Dozens of boats at a time worked southeast of Cape May on the Elephant Trunk grounds, which got the name from an elongated shape on nautical charts.
"It's been pretty good. There are spots offshore where you can get good tows. It's not as good as last time. But everybody is getting some," said Robert Dane of Virginia Beach, Va., captain of the general category boat Laura Mae.
Dane, 21, started working in the general category fishery six years ago and is one of those who got in early enough to hold onto his 400-pound daily permit. He started fishing in early April with his 50-foot Nova Scotia-built Dixon and two deckhands, and they were seeing around $5.75 at the beginning of May.
Compared to the last opening, "there's not that many," Dane said. Bigger scallops were coming from the Trunk's north end, "and they've done pretty well up north on open ground off Point Pleasant [N.J.]" in the New York Bight, he said.

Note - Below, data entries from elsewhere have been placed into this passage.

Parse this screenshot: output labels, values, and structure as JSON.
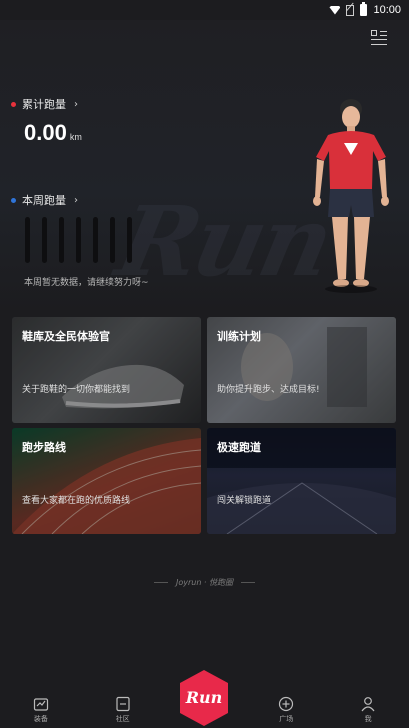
{
  "status_bar": {
    "time": "10:00"
  },
  "hero": {
    "watermark": "Run",
    "total_label": "累计跑量",
    "total_value": "0.00",
    "total_unit": "km",
    "week_label": "本周跑量",
    "week_hint": "本周暂无数据，请继续努力呀~",
    "week_bars": [
      0,
      0,
      0,
      0,
      0,
      0,
      0
    ],
    "colors": {
      "total_dot": "#e8323c",
      "week_dot": "#2f74d8"
    }
  },
  "cards": [
    {
      "title": "鞋库及全民体验官",
      "subtitle": "关于跑鞋的一切你都能找到"
    },
    {
      "title": "训练计划",
      "subtitle": "助你提升跑步、达成目标!"
    },
    {
      "title": "跑步路线",
      "subtitle": "查看大家都在跑的优质路线"
    },
    {
      "title": "极速跑道",
      "subtitle": "闯关解锁跑道"
    }
  ],
  "footer_brand": "Joyrun · 悦跑圈",
  "tabs": [
    {
      "label": "装备",
      "icon": "equipment-icon"
    },
    {
      "label": "社区",
      "icon": "community-icon"
    },
    {
      "label": "Run",
      "icon": "run-hexagon-icon"
    },
    {
      "label": "广场",
      "icon": "plaza-icon"
    },
    {
      "label": "我",
      "icon": "profile-icon"
    }
  ],
  "accent": "#e8294a"
}
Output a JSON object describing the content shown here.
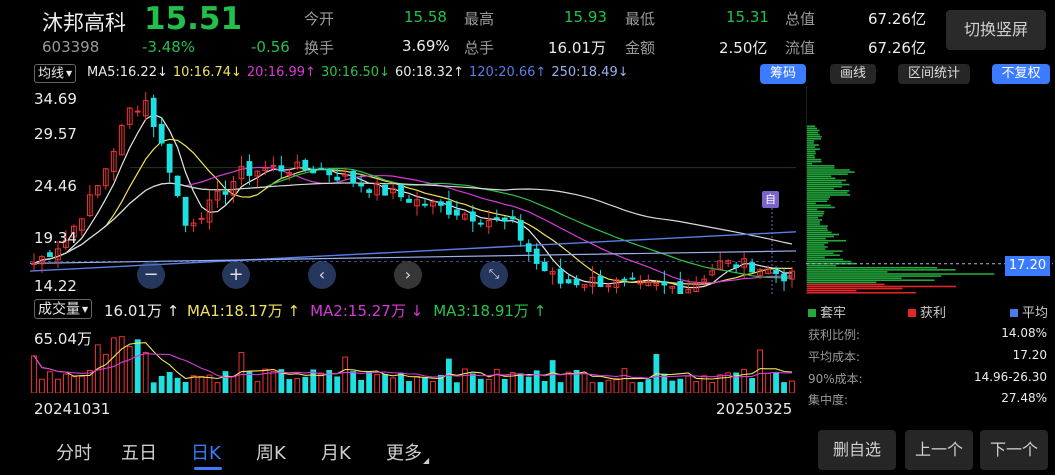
{
  "stock": {
    "name": "沐邦高科",
    "code": "603398",
    "price": "15.51",
    "change_pct": "-3.48%",
    "change": "-0.56"
  },
  "quote": [
    {
      "label": "今开",
      "value": "15.58"
    },
    {
      "label": "最高",
      "value": "15.93"
    },
    {
      "label": "最低",
      "value": "15.31"
    },
    {
      "label": "总值",
      "value": "67.26亿"
    },
    {
      "label": "换手",
      "value": "3.69%"
    },
    {
      "label": "总手",
      "value": "16.01万"
    },
    {
      "label": "金额",
      "value": "2.50亿"
    },
    {
      "label": "流值",
      "value": "67.26亿"
    }
  ],
  "switch_button": "切换竖屏",
  "ma_bar": {
    "selector": "均线",
    "items": [
      {
        "text": "MA5:16.22",
        "arrow": "↓",
        "color": "#e8e8e8"
      },
      {
        "text": "10:16.74",
        "arrow": "↓",
        "color": "#f2e35c"
      },
      {
        "text": "20:16.99",
        "arrow": "↑",
        "color": "#d83ad8"
      },
      {
        "text": "30:16.50",
        "arrow": "↓",
        "color": "#2ec24a"
      },
      {
        "text": "60:18.32",
        "arrow": "↑",
        "color": "#e8e8e8"
      },
      {
        "text": "120:20.66",
        "arrow": "↑",
        "color": "#5a7de6"
      },
      {
        "text": "250:18.49",
        "arrow": "↓",
        "color": "#9ab0ee"
      }
    ],
    "buttons": [
      "筹码",
      "画线",
      "区间统计",
      "不复权"
    ]
  },
  "price_axis": [
    "34.69",
    "29.57",
    "24.46",
    "19.34",
    "14.22"
  ],
  "marker": "自",
  "chip_price": "17.20",
  "vol_bar": {
    "selector": "成交量",
    "value": "16.01万",
    "value_arrow": "↑",
    "ma": [
      {
        "text": "MA1:18.17万",
        "arrow": "↑",
        "color": "#f2e35c"
      },
      {
        "text": "MA2:15.27万",
        "arrow": "↓",
        "color": "#d83ad8"
      },
      {
        "text": "MA3:18.91万",
        "arrow": "↑",
        "color": "#2ec24a"
      }
    ],
    "max_label": "65.04万"
  },
  "date_start": "20241031",
  "date_end": "20250325",
  "chip_legend": [
    {
      "label": "套牢",
      "color": "#22a83c"
    },
    {
      "label": "获利",
      "color": "#e0282a"
    },
    {
      "label": "平均",
      "color": "#4c7de6"
    }
  ],
  "chip_stats": [
    {
      "label": "获利比例:",
      "value": "14.08%"
    },
    {
      "label": "平均成本:",
      "value": "17.20"
    },
    {
      "label": "90%成本:",
      "value": "14.96-26.30"
    },
    {
      "label": "集中度:",
      "value": "27.48%"
    }
  ],
  "tabs": [
    {
      "label": "分时",
      "active": false
    },
    {
      "label": "五日",
      "active": false
    },
    {
      "label": "日K",
      "active": true
    },
    {
      "label": "周K",
      "active": false
    },
    {
      "label": "月K",
      "active": false
    },
    {
      "label": "更多",
      "active": false
    }
  ],
  "bottom_buttons": [
    "删自选",
    "上一个",
    "下一个"
  ],
  "colors": {
    "up": "#ee3333",
    "down": "#1fe0e0",
    "accent": "#3a7bff",
    "bg": "#000000"
  }
}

"They're hitting them really good on the open bottom," said Bill Goshen of the Miss Taylor, a Cape May, N.J., single-dredge boat.
He and his crewmates likewise did well, harvesting 20-30 count shellfish and ending up at $6.15 a pound when an April 7 mechanical breakdown forced them in, Goshen said.
While fishermen noted the abundance of young scallops, captain Samuel Christopher of Jacksonville, Fla., said the idea of so many boats towing through them made him uneasy.
"It's not as good as last year," said Christopher, who based his boat Christopher's Joy in Cape May. "It's taking longer to catch them... and they're not as large as last year. What they should do is shut it down for a while. They're going to do the same thing they did to the Hudson Canyon."
Christopher said the big boats were next looking forward to Georges Bank opening in June. But despite the respectable money coming out of the Elephant Trunk, Michaud said the industry's troubling signs are still there.
"When you're doing the numbers, it sounds like a lot," he said of the prices. "But it is very expensive to fish like this, a lot of wear and tear. I don't want to be running out to Georges Bank.
"I used to fish for 100, 200 pounds locally. It was better for our families, better for the resource. They're managing us now like we're a big-boat fleet," Michaud said. "I should not be here. I should be fishing at home, on my own time."
But in Provincetown, Michaud said, "I've seen permits leave town to stack on bigger boats. There are four or five of us left," he said. "I see consolidation of the limited access fleet, but also to general category... I think eventually you could see the scallop resource concentrated in the hands of 25 individuals." — Kirk Moore
National Fisherman Live: 8/14/14
In this episode:
National Fisherman Live: 8/5/14
In this episode, National Fisherman's Boats & Gear Editor Michael Crowley talks with Frances Parrott about the Notus Dredgemaster.